[Required action]: Among the entries below, how many lines include the word "titulación"? Reply with only the number.

[Data]:
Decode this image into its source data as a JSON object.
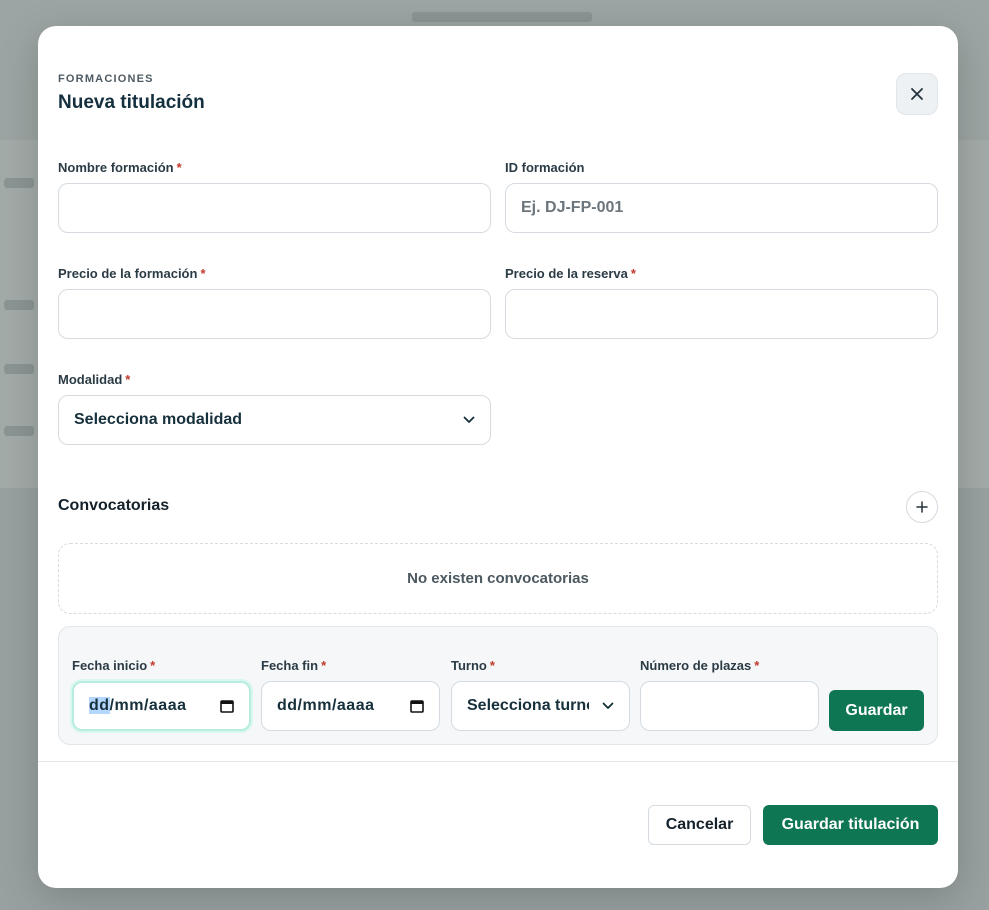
{
  "background": {
    "partial_text": "Nueva titulación"
  },
  "modal": {
    "eyebrow": "FORMACIONES",
    "title": "Nueva titulación"
  },
  "fields": {
    "nombre": {
      "label": "Nombre formación",
      "required": "*",
      "value": "",
      "placeholder": ""
    },
    "id": {
      "label": "ID formación",
      "value": "",
      "placeholder": "Ej. DJ-FP-001"
    },
    "precio_formacion": {
      "label": "Precio de la formación",
      "required": "*",
      "value": "",
      "placeholder": ""
    },
    "precio_reserva": {
      "label": "Precio de la reserva",
      "required": "*",
      "value": "",
      "placeholder": ""
    },
    "modalidad": {
      "label": "Modalidad",
      "required": "*",
      "selected": "Selecciona modalidad"
    }
  },
  "convocatorias": {
    "title": "Convocatorias",
    "empty_text": "No existen convocatorias",
    "form": {
      "fecha_inicio": {
        "label": "Fecha inicio",
        "required": "*",
        "day": "dd",
        "rest": "/mm/aaaa"
      },
      "fecha_fin": {
        "label": "Fecha fin",
        "required": "*",
        "value": "dd/mm/aaaa"
      },
      "turno": {
        "label": "Turno",
        "required": "*",
        "selected": "Selecciona turno"
      },
      "plazas": {
        "label": "Número de plazas",
        "required": "*",
        "value": ""
      },
      "save_label": "Guardar"
    }
  },
  "footer": {
    "cancel_label": "Cancelar",
    "submit_label": "Guardar titulación"
  },
  "colors": {
    "primary": "#0f7653",
    "required": "#c0392b",
    "overlay": "#98a1a0"
  },
  "icons": [
    "close-icon",
    "chevron-down-icon",
    "plus-icon",
    "calendar-icon"
  ]
}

[Reply]: 3